I had a sense of déjà vu reading this thread this morning. Since then I’ve been to work in a Direct Payments department of a voluntary sector org; attended a workshop on the best way to deliver training to DP’s PAs (some interesting takes on care packages); then fought my way home through the relentless droves of guerrilla cyclists and assorted ill-tempered drivers of Central London. Yes I know… I get all the good gigs.
Anyway, back to the thread that had me thinking in parallel universes. Someone asked, “What is DPAC doing to stop the cuts?”, only to attract an equally aggressively put“…give us a date for your planned revolution, and I’m sure those that are able will join you”.
Over the past couple of years I’ve had the pleasure and privilege of working alongside DPAC. Our relationship has been interesting; I think it’s fair to say. We’ve clashed on a number of occasions, sometimes methodology getting in the way; at other times, though we were heading to the top of the same mountain, we chose decidedly different paths to reach the summit.
Despite our differences, in the end it is that which we hold in common that unites us; and I hope to work alongside DPAC, and other progressive sister organisations as long as inequality and iniquity reign over my class.
So what have the Romans ever done for…sorry, what is DPAC doing to stop the cuts?
To start with:
- they’re getting off their arses and targeting our tormentors ATOS.
- individual DPAC members are assisting disabled people in challenging false DWP assessments; and helping them win appeals.
- DPAC is challenging the DWP on rulings and the false information propagated by Iain Drunken-Smith.
- since their inception they’ve carried out a number of high profile actions, such as occupying the DWP HQ and bringing London to a standstill on several occasions
- offering solidarity to Remploy workers in struggle
- putting disabled people and their issues in the spotlight in a way we’ve never before enjoyed.
For an outfit still in its infancy compared to some of old timers of the Left movement, DPAC punches well above its weight.
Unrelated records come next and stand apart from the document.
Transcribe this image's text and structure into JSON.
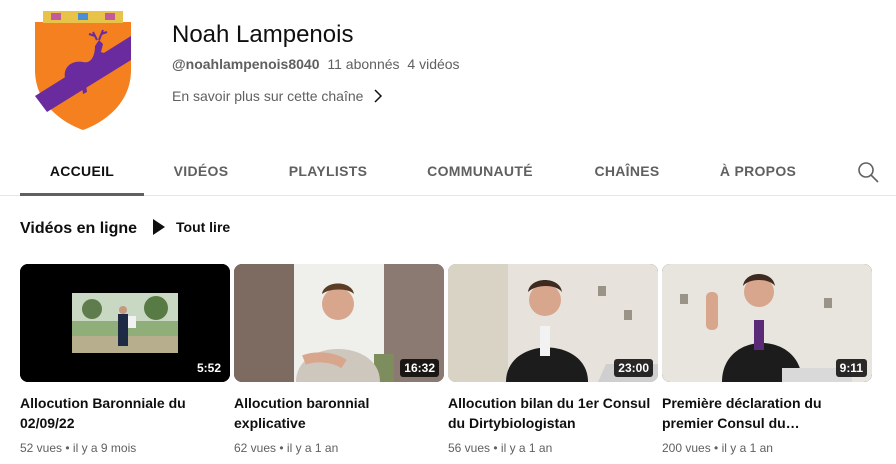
{
  "channel": {
    "name": "Noah Lampenois",
    "handle": "@noahlampenois8040",
    "subscribers": "11 abonnés",
    "video_count": "4 vidéos",
    "more_link": "En savoir plus sur cette chaîne",
    "avatar_colors": {
      "shield": "#f4801f",
      "band": "#6a2b9e",
      "crown": "#e8c34a"
    }
  },
  "tabs": [
    {
      "label": "ACCUEIL",
      "active": true
    },
    {
      "label": "VIDÉOS"
    },
    {
      "label": "PLAYLISTS"
    },
    {
      "label": "COMMUNAUTÉ"
    },
    {
      "label": "CHAÎNES"
    },
    {
      "label": "À PROPOS"
    }
  ],
  "section": {
    "title": "Vidéos en ligne",
    "play_all": "Tout lire"
  },
  "videos": [
    {
      "title": "Allocution Baronniale du 02/09/22",
      "views": "52 vues",
      "age": "il y a 9 mois",
      "duration": "5:52"
    },
    {
      "title": "Allocution baronnial explicative",
      "views": "62 vues",
      "age": "il y a 1 an",
      "duration": "16:32"
    },
    {
      "title": "Allocution bilan du 1er Consul du Dirtybiologistan",
      "views": "56 vues",
      "age": "il y a 1 an",
      "duration": "23:00"
    },
    {
      "title": "Première déclaration du premier Consul du…",
      "views": "200 vues",
      "age": "il y a 1 an",
      "duration": "9:11"
    }
  ],
  "icons": {
    "search": "search-icon",
    "chevron": "chevron-right-icon",
    "play": "play-icon"
  }
}
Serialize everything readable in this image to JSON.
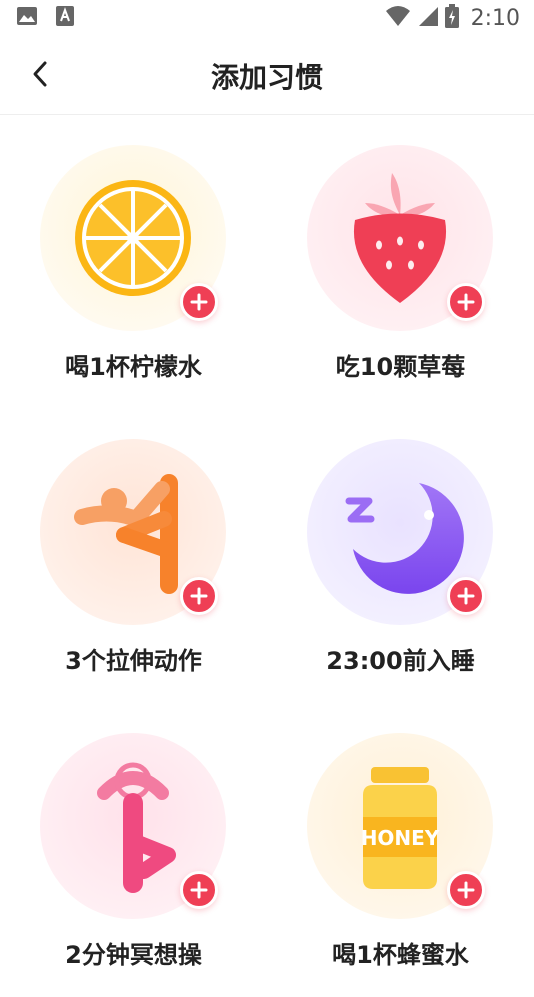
{
  "status_bar": {
    "time": "2:10",
    "left_icons": [
      "image-icon",
      "text-a-icon"
    ],
    "right_icons": [
      "wifi-icon",
      "signal-icon",
      "battery-icon"
    ]
  },
  "header": {
    "title": "添加习惯",
    "back_icon": "chevron-left-icon"
  },
  "colors": {
    "accent": "#ef3f55",
    "lemon": "#fbbd1c",
    "strawberry": "#ef3f55",
    "stretch": "#f7822b",
    "moon": "#8a52f0",
    "yoga": "#ef4a80",
    "honey": "#f9c233"
  },
  "habits": [
    {
      "label": "喝1杯柠檬水",
      "icon": "lemon-icon"
    },
    {
      "label": "吃10颗草莓",
      "icon": "strawberry-icon"
    },
    {
      "label": "3个拉伸动作",
      "icon": "stretch-icon"
    },
    {
      "label": "23:00前入睡",
      "icon": "moon-icon"
    },
    {
      "label": "2分钟冥想操",
      "icon": "yoga-icon"
    },
    {
      "label": "喝1杯蜂蜜水",
      "icon": "honey-jar-icon",
      "icon_text": "HONEY"
    }
  ]
}
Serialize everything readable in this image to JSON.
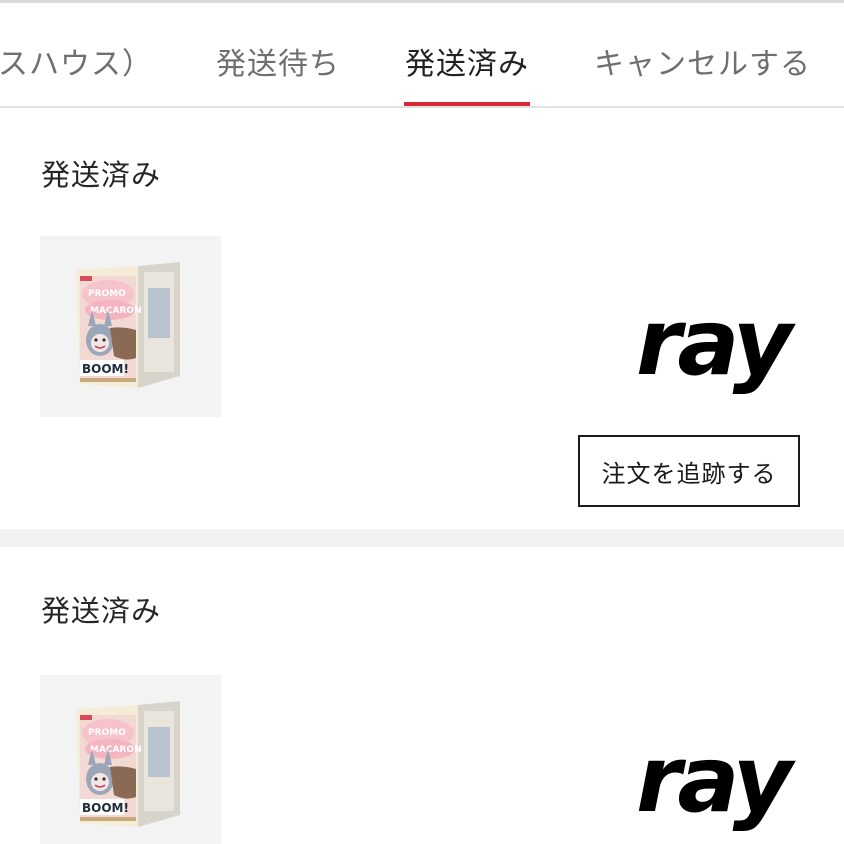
{
  "tabs": [
    {
      "label": "スハウス）",
      "active": false
    },
    {
      "label": "発送待ち",
      "active": false
    },
    {
      "label": "発送済み",
      "active": true
    },
    {
      "label": "キャンセルする",
      "active": false
    }
  ],
  "colors": {
    "accent": "#d62839",
    "separator": "#f2f2f2",
    "text": "#262626",
    "inactive_tab": "#6f6f6f"
  },
  "orders": [
    {
      "status": "発送済み",
      "product_image": "labubu-blind-box-image",
      "brand_logo": "ray",
      "track_button_label": "注文を追跡する"
    },
    {
      "status": "発送済み",
      "product_image": "labubu-blind-box-image",
      "brand_logo": "ray"
    }
  ]
}
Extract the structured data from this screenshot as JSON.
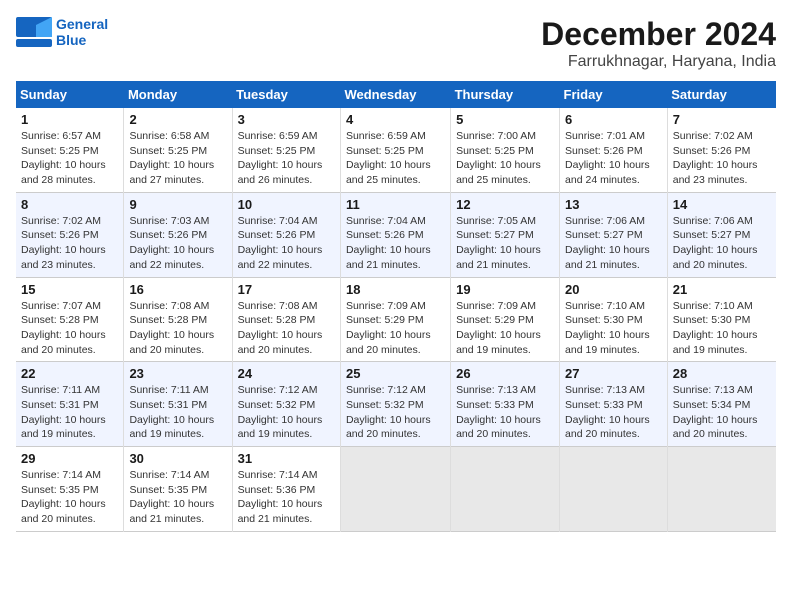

While the cuts may still be with us, after all governments with vicious ideologies are not defeated overnight, I maintain that without groups such as DPAC, Black Triangle, UK Uncut as well as union influence from Unite and the TUC, this government would have pushed through much more vicious and faster cuts.
Fighting against any entrenched ideology, such as that displayed by this government, is a long term struggle; and it would be a far harder struggle without the likes of DPAC taking the fight to the very heart of power.
So, DPAC I offer you solidarity in the struggle and good luck with your London meeting on Saturday. We may not be quite ready for the revolution just yet. But I predict when we are I’ll be sitting shoulder to shoulder to with good Comrades from the trade union movement and DPAC!